Although more of a newcomer, Hendey (adamhendey.com) has interesting credentials.  A multi-instrumentalist (who plays guitar and bass here), vocalist, and composer living in Boston, he studied traditional music in the master’s degree at Royal Conservatoire of Scotland and is a graduate of the Robert D. Clark Honors College at the University of Oregon.

 As I suggested above, musical dialogue is at this album’s heart and is in fact the subject of its liner notes.  They tell us that for the two musicians “[…] each tune becomes a musical microcosm about which much could be said, and also ripe for instrumental discussion with inherent potential for variation that complements the character of the tune.”  It continues, revealing that their goal “was to find out what it would be like to handle a small collection of tunes each like a tiny universe, expanding with potential. We asked ourselves: what would it sound like to be careful with each tune and explore the distinctive range, contour, key, and phrasing of each?”

 The ways they’ve answered this question are compelling. On the one hand, there are the tracks that have a sort of traditional “melody instrument/accompanist” feel.  I think of “Return From Fingal” and “Morning Dew” here in particular because they feel familiar and warm in their arrangements. The whistle plays the melody while the guitar creates a backing in which the whistle finds a comfortable nest.  But within this there’s considerable invention, especially in the accompaniment, and some beautiful little touches in how the melody is expressed that demonstrate the care with which these musicians approached the music for this album. 

 Then there are other tracks like “Paddy Fahy’s No. 14” and “Promenade,” where I feel the interplay between the two instruments is a little different, slightly more intimate, and perhaps in even stronger dialogue.  I think this is especially the case with “Fahy’s,” where whistle and guitar play in unison and progress along a few different melody-inspired textures that I find reminiscent of things Hayes & Cahill (who are referenced in the album’s liner notes) did in their work.  With the latter, Hendey does adopt the “backer’s” role (as outlined above), but it seems he’s given it a twist: his approach to rhythm and harmony appears to keep a keen ear on his instrument’s relationship to the melody.  His percussive handling of the chords give Grasso’s melodic whistle playing a more defined outline.  (I also get this sense with “The Rolling Wave,” a terrific track.)  It’s dialogue in action.

 The album’s sole song, “John of Dreams,” is one of its standouts.  Hendey’s voice is well suited for it and he seems to sing the song with an appreciation of its lyrical depth that conveys a sort of cathartic direction.  (I even think there’s a point in the song at the 4.23 mark where it sounds like Hendey breaks out into an appropriately placed huge smile – have a listen, see if you can hear it, too.)

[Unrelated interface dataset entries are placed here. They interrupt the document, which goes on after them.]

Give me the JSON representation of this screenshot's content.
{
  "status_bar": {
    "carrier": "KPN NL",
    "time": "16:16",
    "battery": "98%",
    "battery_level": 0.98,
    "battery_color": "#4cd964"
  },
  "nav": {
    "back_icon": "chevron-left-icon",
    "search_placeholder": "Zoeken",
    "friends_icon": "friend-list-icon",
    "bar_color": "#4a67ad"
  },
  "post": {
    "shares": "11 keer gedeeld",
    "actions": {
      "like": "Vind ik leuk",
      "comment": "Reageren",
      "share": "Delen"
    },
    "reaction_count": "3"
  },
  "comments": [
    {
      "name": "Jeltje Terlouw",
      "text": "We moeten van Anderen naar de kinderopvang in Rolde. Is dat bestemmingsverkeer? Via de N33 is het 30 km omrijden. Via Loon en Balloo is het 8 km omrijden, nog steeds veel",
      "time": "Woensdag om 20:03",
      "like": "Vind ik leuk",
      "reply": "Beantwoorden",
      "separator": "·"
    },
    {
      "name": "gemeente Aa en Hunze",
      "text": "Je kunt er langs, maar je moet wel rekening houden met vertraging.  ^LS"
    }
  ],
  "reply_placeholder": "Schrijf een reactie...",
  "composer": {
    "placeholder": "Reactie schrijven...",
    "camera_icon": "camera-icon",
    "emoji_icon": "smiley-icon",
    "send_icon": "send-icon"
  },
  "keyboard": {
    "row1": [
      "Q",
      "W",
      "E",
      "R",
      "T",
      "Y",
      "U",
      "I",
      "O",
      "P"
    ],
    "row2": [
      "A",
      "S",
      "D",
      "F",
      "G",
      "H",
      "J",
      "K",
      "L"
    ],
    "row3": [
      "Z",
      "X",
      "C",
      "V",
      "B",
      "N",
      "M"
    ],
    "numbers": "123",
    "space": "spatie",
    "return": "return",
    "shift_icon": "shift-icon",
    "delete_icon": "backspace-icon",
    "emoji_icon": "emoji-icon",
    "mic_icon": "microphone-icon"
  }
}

 “Breathe Blue” is a very fine album from two gifted players.  Grasso and Hendy clearly play on the same wavelength – their work together is refined and meticulous and the great thought put into the arrangements is readily apparent from first listen.  There is superb chemistry in their shared vision for the music they wanted to make here and I think its something listeners will enjoy.  Check it out!  To learn more and buy the album, visit here.